A $1.3 billion cut that would eliminate the state’s welfare-to-work program also was included.

Both proposals are sure to play well with the crowd that believes eliminating any aid to those welfare bums is a good thing. Because, after all, California would be golden again if the state didn’t spend so much to help the less fortunate.

A chunk of the “savings” that would come with eliminating Healthy Families, though, is anything but. It’s merely a cost shift. Someone will have to pay eventually. The question is whether to pay for insurance and the preventative care it carries, or pay for emergency room visits and shift the burden to hospitals later?

Eliminating Healthy Families would do the latter.

The program currently offers families of five who earn up to $48,4384 a year a chance to buy a $51-a-month plan. The premium had been $45 until February, when Health Families increased the costs to address part of its budget problems.

Back in November, the state Managed Risk Medical Insurance Board, which administers Healthy Families, said it would have to limit enrollment for the first time ever due to a $17.2 million deficit the program was facing.

A transfusion from the state’s cigarette tax saved the program then. An increase in the national income tax signed into law in February guaranteed federal funding for 4 1/2 years. Since federal money is two-thirds of the program’s budget, program advocates celebrated being in the clear for the next several years.

Until this week.

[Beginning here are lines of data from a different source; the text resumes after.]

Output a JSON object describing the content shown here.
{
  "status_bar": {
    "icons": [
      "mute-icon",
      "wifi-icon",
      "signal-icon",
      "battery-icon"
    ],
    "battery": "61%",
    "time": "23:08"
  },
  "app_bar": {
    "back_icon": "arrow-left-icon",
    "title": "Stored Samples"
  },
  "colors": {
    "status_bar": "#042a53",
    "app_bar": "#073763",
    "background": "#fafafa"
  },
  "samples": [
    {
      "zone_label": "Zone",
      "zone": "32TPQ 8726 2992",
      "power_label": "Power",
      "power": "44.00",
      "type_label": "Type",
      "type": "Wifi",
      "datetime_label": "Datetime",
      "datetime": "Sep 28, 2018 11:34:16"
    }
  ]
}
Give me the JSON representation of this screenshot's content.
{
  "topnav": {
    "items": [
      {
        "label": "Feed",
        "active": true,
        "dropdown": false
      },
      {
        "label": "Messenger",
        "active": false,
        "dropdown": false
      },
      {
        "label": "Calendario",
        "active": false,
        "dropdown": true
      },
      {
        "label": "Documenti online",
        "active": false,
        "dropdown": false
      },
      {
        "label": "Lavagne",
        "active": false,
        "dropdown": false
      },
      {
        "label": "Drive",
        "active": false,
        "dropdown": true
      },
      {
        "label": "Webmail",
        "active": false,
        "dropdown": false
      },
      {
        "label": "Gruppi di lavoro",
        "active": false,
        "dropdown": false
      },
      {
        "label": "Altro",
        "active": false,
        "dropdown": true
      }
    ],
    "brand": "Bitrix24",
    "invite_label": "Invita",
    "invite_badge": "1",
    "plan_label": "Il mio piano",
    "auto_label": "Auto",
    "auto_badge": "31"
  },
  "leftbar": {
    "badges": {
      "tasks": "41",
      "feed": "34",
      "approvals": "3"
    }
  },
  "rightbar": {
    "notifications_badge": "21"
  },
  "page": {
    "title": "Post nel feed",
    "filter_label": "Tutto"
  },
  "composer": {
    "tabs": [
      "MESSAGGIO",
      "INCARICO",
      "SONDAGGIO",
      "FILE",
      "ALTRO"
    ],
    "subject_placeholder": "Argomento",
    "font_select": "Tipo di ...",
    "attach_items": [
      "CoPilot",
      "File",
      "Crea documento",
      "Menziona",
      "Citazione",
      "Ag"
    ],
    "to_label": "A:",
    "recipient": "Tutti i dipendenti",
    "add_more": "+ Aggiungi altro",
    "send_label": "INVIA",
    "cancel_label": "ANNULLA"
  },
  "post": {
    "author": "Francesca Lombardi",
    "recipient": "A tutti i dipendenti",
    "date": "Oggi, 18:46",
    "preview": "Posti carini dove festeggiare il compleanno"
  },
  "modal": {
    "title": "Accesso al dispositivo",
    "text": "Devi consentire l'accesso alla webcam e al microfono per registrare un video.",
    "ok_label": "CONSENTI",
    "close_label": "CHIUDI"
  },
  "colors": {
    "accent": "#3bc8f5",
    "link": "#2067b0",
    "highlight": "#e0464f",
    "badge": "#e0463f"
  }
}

Aside from the irony of throwing back federal money, it’s also odd that the state is casting aside the program at a time when more families likely need it. The state’s unemployment rate was a mere 8.2 percent back in November, the third-highest in the nation. By April, the most recent month for which data are available, it was up to 11 percent though California’s rank had “improved” to fifth in the country.

In some parts of the state, up to 10 percent of children were uninsured in 2007 – a figure that has to be higher now.

“It costs Californians $7,000 every time an uninsured child visits a hospital for a preventable ailment,” the advocacy group Children Now says. “In contrast, only 17 percent of that amount ($1,200) is needed to provide health coverage for each uninsured child.

How’s that for return on investment? Still not enough for the welfare haters? Consider this, then: California hospitals already have been cutting back services and programs.

The California Hospital Association, hardly a hotbed of radical liberal thinking, reports a 73 percent increase in the number of patients having trouble paying bills as well as a 33 percent heavier caseload in emergency rooms.

“Including charity care and the cost of care for the indigent population, hospitals
are absorbing more than $10 billion a year in providing care to these vulnerable populations,” the association said in a January report.

Add to that total all the people thrown off Healthy Families.

If we don’t pay now, we’ll pay later.